Unlike Kowalski in the movie “Vanishing Point”, Ed knew that he was not going to be able to make this trip by himself with just a handful of pills. Ed started looking for a team. Surprisingly, the idea of numerous speeding tickets and jail time really turns people off of setting an unofficial world record that you can never brag about. Two weeks before the run Ed still had no crew. He was eventually able to recruit Dave Black and Dan Huang. Serving as lookouts, navigators and drivers, the team almost fell apart during a test run, after they were pulled over for an illegal right hand turn.

They team stuck together and started the run. On October 19, 2012 they left the Red Ball Garage in Manhattan. They immediately hit traffic and it took them 15 minutes to get out of Manhattan. The rest of the run was fairly uneventful. One incident of passing a parked police car at 95 MPH resulted in no action from the police. Another incident where the car became slightly airborne also did not deter them from their goal. On Sunday October 20th, 2012 the team pulled into the Portofino Hotel in Redondo Beach, California. Reeking of gasoline, they beat the record by 2 hours and 14 minutes. The team covered 2813.7 miles at an average speed of 98 MPH. Proving you don’t need a high end super car to beat the record, the top speed of Ed’s CL55 was a mere 156 MPH.

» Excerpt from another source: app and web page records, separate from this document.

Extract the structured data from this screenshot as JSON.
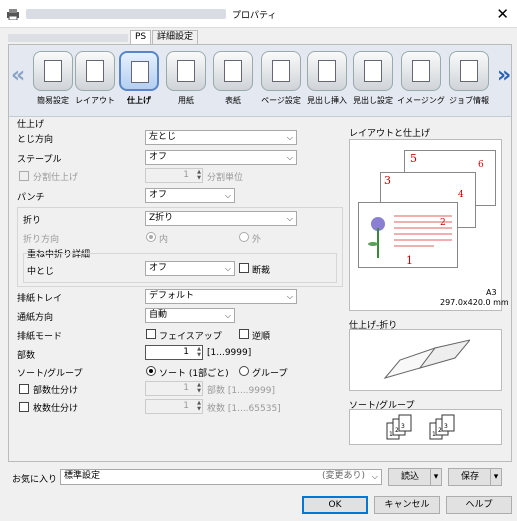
{
  "window": {
    "title": "プロパティ",
    "close_glyph": "✕"
  },
  "tabs": [
    {
      "label": "PS"
    },
    {
      "label": "詳細設定"
    }
  ],
  "categories": [
    {
      "label": "簡易設定",
      "icon": "quick-setup-icon"
    },
    {
      "label": "レイアウト",
      "icon": "layout-icon"
    },
    {
      "label": "仕上げ",
      "icon": "finishing-icon",
      "selected": true
    },
    {
      "label": "用紙",
      "icon": "paper-icon"
    },
    {
      "label": "表紙",
      "icon": "cover-icon"
    },
    {
      "label": "ページ設定",
      "icon": "page-setting-icon"
    },
    {
      "label": "見出し挿入",
      "icon": "tab-insert-icon"
    },
    {
      "label": "見出し設定",
      "icon": "tab-setting-icon"
    },
    {
      "label": "イメージング",
      "icon": "imaging-icon"
    },
    {
      "label": "ジョブ情報",
      "icon": "job-info-icon"
    }
  ],
  "finishing": {
    "section": "仕上げ",
    "binding_label": "とじ方向",
    "binding_value": "左とじ",
    "staple_label": "ステープル",
    "staple_value": "オフ",
    "split_label": "分割仕上げ",
    "split_value": "1",
    "split_unit": "分割単位",
    "punch_label": "パンチ",
    "punch_value": "オフ",
    "fold_label": "折り",
    "fold_value": "Z折り",
    "fold_dir_label": "折り方向",
    "fold_dir_in": "内",
    "fold_dir_out": "外",
    "saddle_label": "重ね中折り詳細",
    "center_label": "中とじ",
    "center_value": "オフ",
    "cut_label": "断裁",
    "tray_label": "排紙トレイ",
    "tray_value": "デフォルト",
    "direction_label": "通紙方向",
    "direction_value": "自動",
    "mode_label": "排紙モード",
    "faceup_label": "フェイスアップ",
    "reverse_label": "逆順",
    "copies_label": "部数",
    "copies_value": "1",
    "copies_range": "[1...9999]",
    "sort_label": "ソート/グループ",
    "sort_option": "ソート (1部ごと)",
    "group_option": "グループ",
    "copy_sep_label": "部数仕分け",
    "copy_sep_value": "1",
    "copy_sep_unit": "部数 [1....9999]",
    "sheet_sep_label": "枚数仕分け",
    "sheet_sep_value": "1",
    "sheet_sep_unit": "枚数 [1....65535]"
  },
  "preview": {
    "layout_title": "レイアウトと仕上げ",
    "paper_size": "A3",
    "paper_dims": "297.0x420.0 mm",
    "fold_title": "仕上げ-折り",
    "sort_title": "ソート/グループ",
    "page_numbers": [
      "5",
      "6",
      "3",
      "4",
      "1",
      "2"
    ]
  },
  "favorites": {
    "label": "お気に入り",
    "value": "標準設定",
    "changed": "(変更あり)",
    "load": "読込",
    "save": "保存"
  },
  "buttons": {
    "ok": "OK",
    "cancel": "キャンセル",
    "help": "ヘルプ"
  },
  "accent": "#0078d7"
}
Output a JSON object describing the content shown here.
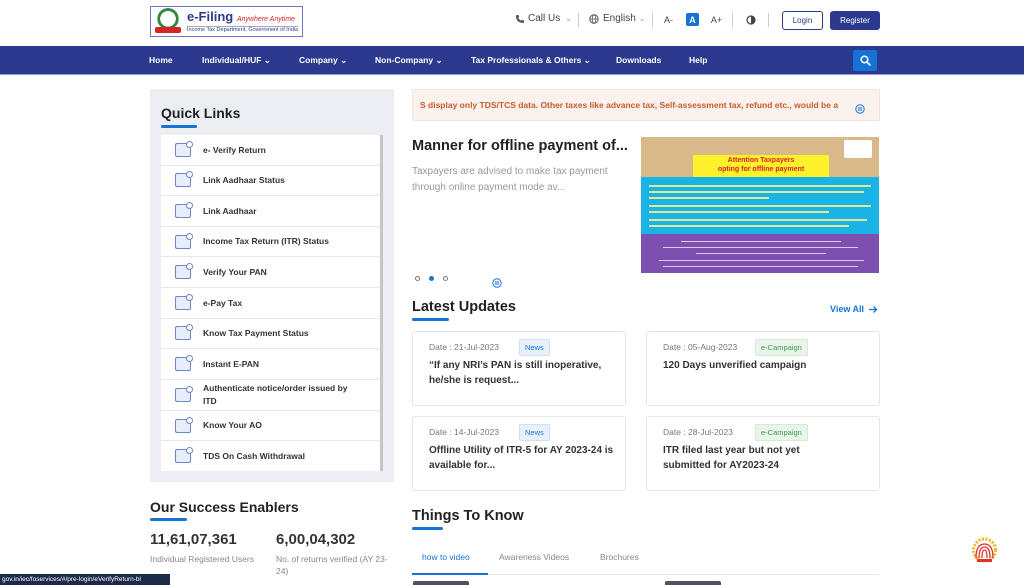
{
  "header": {
    "logo": {
      "title": "e-Filing",
      "tagline": "Anywhere Anytime",
      "subtitle": "Income Tax Department, Government of India"
    },
    "utilities": {
      "call_us": "Call Us",
      "language": "English",
      "font_decrease": "A-",
      "font_normal": "A",
      "font_increase": "A+"
    },
    "login_label": "Login",
    "register_label": "Register"
  },
  "nav": {
    "items": [
      {
        "label": "Home",
        "has_dropdown": false
      },
      {
        "label": "Individual/HUF",
        "has_dropdown": true
      },
      {
        "label": "Company",
        "has_dropdown": true
      },
      {
        "label": "Non-Company",
        "has_dropdown": true
      },
      {
        "label": "Tax Professionals & Others",
        "has_dropdown": true
      },
      {
        "label": "Downloads",
        "has_dropdown": false
      },
      {
        "label": "Help",
        "has_dropdown": false
      }
    ],
    "search_icon": "search-icon"
  },
  "quick_links": {
    "title": "Quick Links",
    "items": [
      {
        "label": "e- Verify Return",
        "icon": "envelope-verify-icon"
      },
      {
        "label": "Link Aadhaar Status",
        "icon": "id-card-icon"
      },
      {
        "label": "Link Aadhaar",
        "icon": "id-card-link-icon"
      },
      {
        "label": "Income Tax Return (ITR) Status",
        "icon": "document-status-icon"
      },
      {
        "label": "Verify Your PAN",
        "icon": "pan-card-icon"
      },
      {
        "label": "e-Pay Tax",
        "icon": "wallet-icon"
      },
      {
        "label": "Know Tax Payment Status",
        "icon": "receipt-icon"
      },
      {
        "label": "Instant E-PAN",
        "icon": "pan-card-icon"
      },
      {
        "label": "Authenticate notice/order issued by ITD",
        "icon": "envelope-verify-icon"
      },
      {
        "label": "Know Your AO",
        "icon": "document-user-icon"
      },
      {
        "label": "TDS On Cash Withdrawal",
        "icon": "atm-icon"
      }
    ]
  },
  "success_enablers": {
    "title": "Our Success Enablers",
    "stats": [
      {
        "value": "11,61,07,361",
        "label": "Individual Registered Users"
      },
      {
        "value": "6,00,04,302",
        "label": "No. of returns verified (AY 23-24)"
      }
    ]
  },
  "ticker": {
    "text": "S display only TDS/TCS data. Other taxes like advance tax, Self-assessment tax, refund etc., would be a",
    "color": "#c85a2a"
  },
  "hero": {
    "title": "Manner for offline payment of...",
    "text": "Taxpayers are advised to make tax payment through online payment mode av...",
    "slides": 3,
    "active_slide": 2,
    "banner": {
      "heading_line1": "Attention Taxpayers",
      "heading_line2": "opting for offline payment"
    }
  },
  "latest_updates": {
    "title": "Latest Updates",
    "view_all": "View All",
    "cards": [
      {
        "date": "Date : 21-Jul-2023",
        "badge": "News",
        "badge_type": "news",
        "title": "“If any NRI’s PAN is still inoperative, he/she is request..."
      },
      {
        "date": "Date : 05-Aug-2023",
        "badge": "e-Campaign",
        "badge_type": "camp",
        "title": "120 Days unverified campaign"
      },
      {
        "date": "Date : 14-Jul-2023",
        "badge": "News",
        "badge_type": "news",
        "title": "Offline Utility of ITR-5 for AY 2023-24 is available for..."
      },
      {
        "date": "Date : 28-Jul-2023",
        "badge": "e-Campaign",
        "badge_type": "camp",
        "title": "ITR filed last year but not yet submitted for AY2023-24"
      }
    ]
  },
  "things_to_know": {
    "title": "Things To Know",
    "tabs": [
      {
        "label": "how to video",
        "active": true
      },
      {
        "label": "Awareness Videos",
        "active": false
      },
      {
        "label": "Brochures",
        "active": false
      }
    ]
  },
  "status_bar": {
    "url": "gov.in/iec/foservices/#/pre-login/eVerifyReturn-bl"
  },
  "colors": {
    "brand_navy": "#2b3a8e",
    "accent_blue": "#1673d5",
    "news_badge": "#1673d5",
    "campaign_badge": "#3e9a4a"
  }
}
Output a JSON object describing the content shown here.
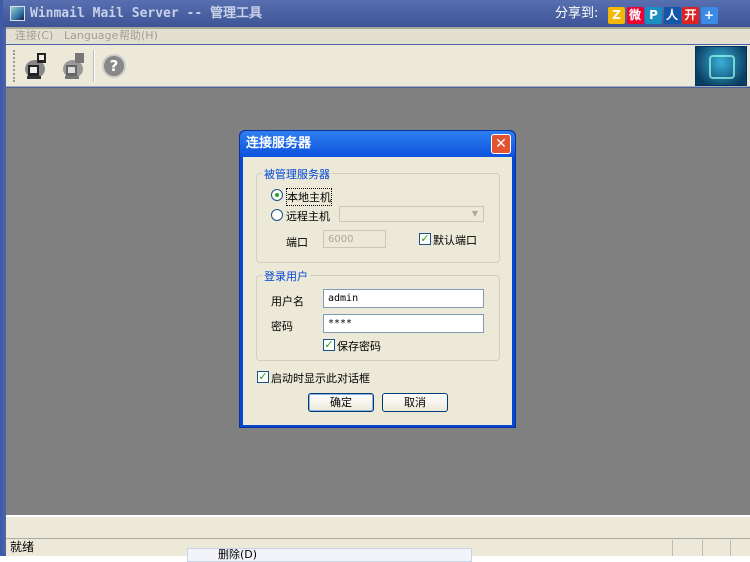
{
  "window": {
    "title": "Winmail Mail Server -- 管理工具",
    "share_label": "分享到:"
  },
  "share_icons": [
    {
      "name": "qzone-icon",
      "glyph": "Z",
      "color": "#f5b800"
    },
    {
      "name": "weibo-icon",
      "glyph": "微",
      "color": "#e03"
    },
    {
      "name": "tencent-weibo-icon",
      "glyph": "P",
      "color": "#1a8fc0"
    },
    {
      "name": "renren-icon",
      "glyph": "人",
      "color": "#1456a8"
    },
    {
      "name": "kaixin-icon",
      "glyph": "开",
      "color": "#d22"
    },
    {
      "name": "more-share-icon",
      "glyph": "+",
      "color": "#3b8ae6"
    }
  ],
  "menu": [
    "连接(C)",
    "Language",
    "帮助(H)"
  ],
  "toolbar": {
    "buttons": [
      "connect",
      "disconnect",
      "help"
    ]
  },
  "status": {
    "text": "就绪"
  },
  "popup": {
    "item": "删除(D)"
  },
  "dialog": {
    "title": "连接服务器",
    "server_group": {
      "label": "被管理服务器",
      "local": "本地主机",
      "remote": "远程主机",
      "remote_selected": true,
      "local_selected": true,
      "remote_value": "",
      "port_label": "端口",
      "port_value": "6000",
      "default_port_label": "默认端口",
      "default_port_checked": true
    },
    "user_group": {
      "label": "登录用户",
      "username_label": "用户名",
      "username": "admin",
      "password_label": "密码",
      "password": "****",
      "save_password_label": "保存密码",
      "save_password_checked": true
    },
    "show_on_startup_label": "启动时显示此对话框",
    "show_on_startup_checked": true,
    "ok": "确定",
    "cancel": "取消"
  }
}
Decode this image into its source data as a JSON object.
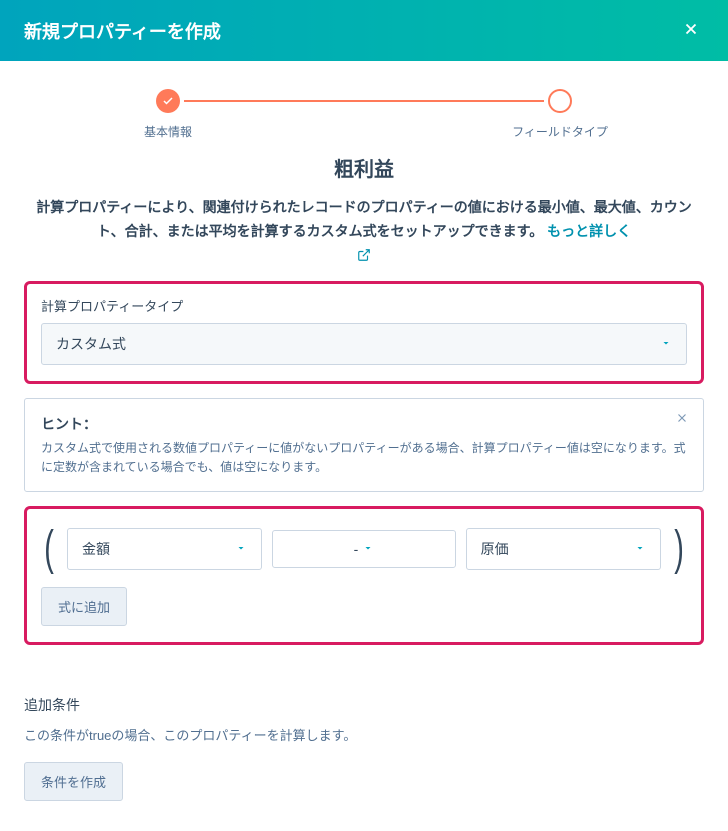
{
  "header": {
    "title": "新規プロパティーを作成"
  },
  "stepper": {
    "step1": "基本情報",
    "step2": "フィールドタイプ"
  },
  "section_title": "粗利益",
  "description_lead": "計算プロパティーにより、関連付けられたレコードのプロパティーの値における最小値、最大値、カウント、合計、または平均を計算するカスタム式をセットアップできます。 ",
  "learn_more": "もっと詳しく",
  "calc_type": {
    "label": "計算プロパティータイプ",
    "value": "カスタム式"
  },
  "hint": {
    "title": "ヒント：",
    "body": "カスタム式で使用される数値プロパティーに値がないプロパティーがある場合、計算プロパティー値は空になります。式に定数が含まれている場合でも、値は空になります。"
  },
  "formula": {
    "field1": "金額",
    "operator": "-",
    "field2": "原価",
    "add_button": "式に追加"
  },
  "extra": {
    "title": "追加条件",
    "desc": "この条件がtrueの場合、このプロパティーを計算します。",
    "button": "条件を作成"
  }
}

The best tool that Ed employed was his brain, and not just in planning. Ed hired a GPS tracking service to track his run. With 218 pages of logs that verify his claim and his every move. The naysayers will have a hard time discounting that Ed and his team have truly broken the record.

Congratulations to Ed Bolin, Dave Black and Dan Huang for their triumph! If you want to impress me though, you are going to have to do this run on a motorcycle with a fake pregnant woman putting your motorcycle in to a permanent wheelie.